**** Given entries ****

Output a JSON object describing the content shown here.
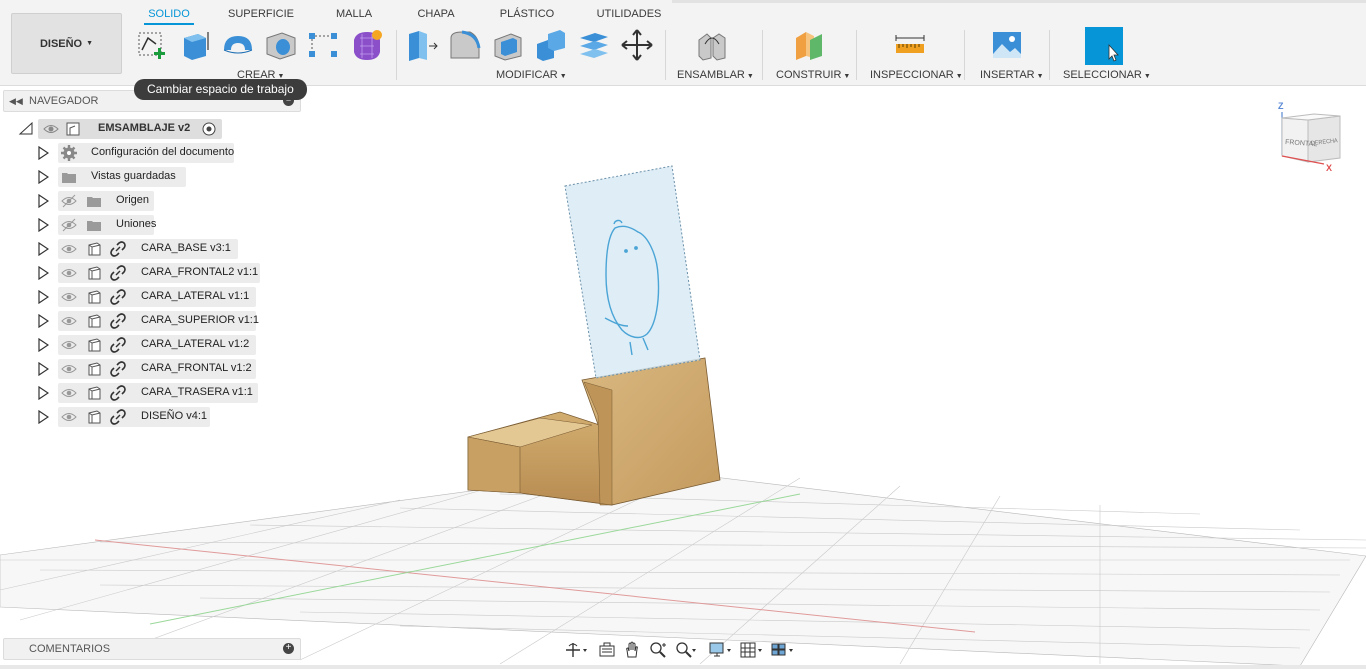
{
  "ribbon": {
    "workspace": {
      "label": "DISEÑO"
    },
    "tabs": [
      {
        "label": "SOLIDO",
        "active": true
      },
      {
        "label": "SUPERFICIE"
      },
      {
        "label": "MALLA"
      },
      {
        "label": "CHAPA"
      },
      {
        "label": "PLÁSTICO"
      },
      {
        "label": "UTILIDADES"
      }
    ],
    "groups": [
      {
        "label": "CREAR"
      },
      {
        "label": "MODIFICAR"
      },
      {
        "label": "ENSAMBLAR"
      },
      {
        "label": "CONSTRUIR"
      },
      {
        "label": "INSPECCIONAR"
      },
      {
        "label": "INSERTAR"
      },
      {
        "label": "SELECCIONAR"
      }
    ],
    "tools": {
      "create": [
        "create-sketch-icon",
        "extrude-icon",
        "revolve-icon",
        "hole-icon",
        "pattern-icon",
        "create-form-icon"
      ],
      "modify": [
        "press-pull-icon",
        "fillet-icon",
        "shell-icon",
        "combine-icon",
        "scale-icon",
        "move-icon"
      ],
      "assemble": [
        "joint-icon"
      ],
      "construct": [
        "offset-plane-icon"
      ],
      "inspect": [
        "measure-icon"
      ],
      "insert": [
        "insert-image-icon"
      ],
      "select": [
        "select-cursor-icon"
      ]
    },
    "accent": "#0696d7"
  },
  "tooltip": {
    "text": "Cambiar espacio de trabajo"
  },
  "navigator": {
    "title": "NAVEGADOR",
    "root": {
      "label": "EMSAMBLAJE v2"
    },
    "items": [
      {
        "label": "Configuración del documento",
        "kind": "settings"
      },
      {
        "label": "Vistas guardadas",
        "kind": "folder"
      },
      {
        "label": "Origen",
        "kind": "folder-hidden"
      },
      {
        "label": "Uniones",
        "kind": "folder-hidden"
      },
      {
        "label": "CARA_BASE v3:1",
        "kind": "component"
      },
      {
        "label": "CARA_FRONTAL2 v1:1",
        "kind": "component"
      },
      {
        "label": "CARA_LATERAL v1:1",
        "kind": "component"
      },
      {
        "label": "CARA_SUPERIOR v1:1",
        "kind": "component"
      },
      {
        "label": "CARA_LATERAL v1:2",
        "kind": "component"
      },
      {
        "label": "CARA_FRONTAL v1:2",
        "kind": "component"
      },
      {
        "label": "CARA_TRASERA v1:1",
        "kind": "component"
      },
      {
        "label": "DISEÑO v4:1",
        "kind": "component"
      }
    ]
  },
  "comments": {
    "title": "COMENTARIOS"
  },
  "viewcube": {
    "face_front": "FRONTAL",
    "face_right": "DERECHA",
    "axis_z": "Z",
    "axis_x": "X"
  },
  "nav_toolbar": [
    "orbit-icon",
    "look-at-icon",
    "pan-icon",
    "zoom-icon",
    "fit-icon",
    "display-settings-icon",
    "grid-settings-icon",
    "viewports-icon"
  ]
}
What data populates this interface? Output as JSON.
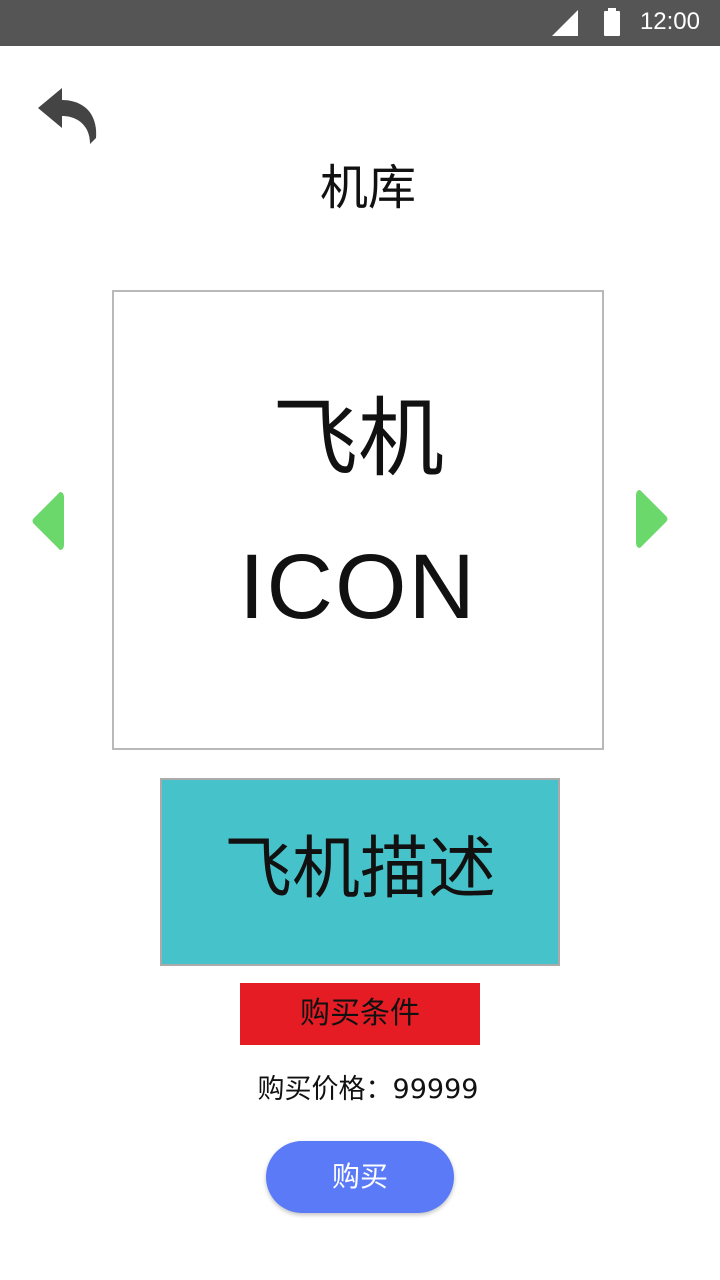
{
  "status_bar": {
    "time": "12:00",
    "signal_icon": "signal-icon",
    "battery_icon": "battery-icon",
    "background": "#555555"
  },
  "header": {
    "back_icon": "back-arrow-icon",
    "title": "机库"
  },
  "carousel": {
    "icon_line1": "飞机",
    "icon_line2": "ICON",
    "prev_icon": "chevron-left-icon",
    "next_icon": "chevron-right-icon",
    "arrow_color": "#6ad86a"
  },
  "description": {
    "text": "飞机描述",
    "background": "#46c3ca"
  },
  "purchase": {
    "condition_label": "购买条件",
    "condition_color": "#e51c23",
    "price_label": "购买价格：",
    "price_value": "99999",
    "buy_label": "购买",
    "buy_color": "#5a7af7"
  }
}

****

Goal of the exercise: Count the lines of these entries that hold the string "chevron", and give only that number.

The answer: 2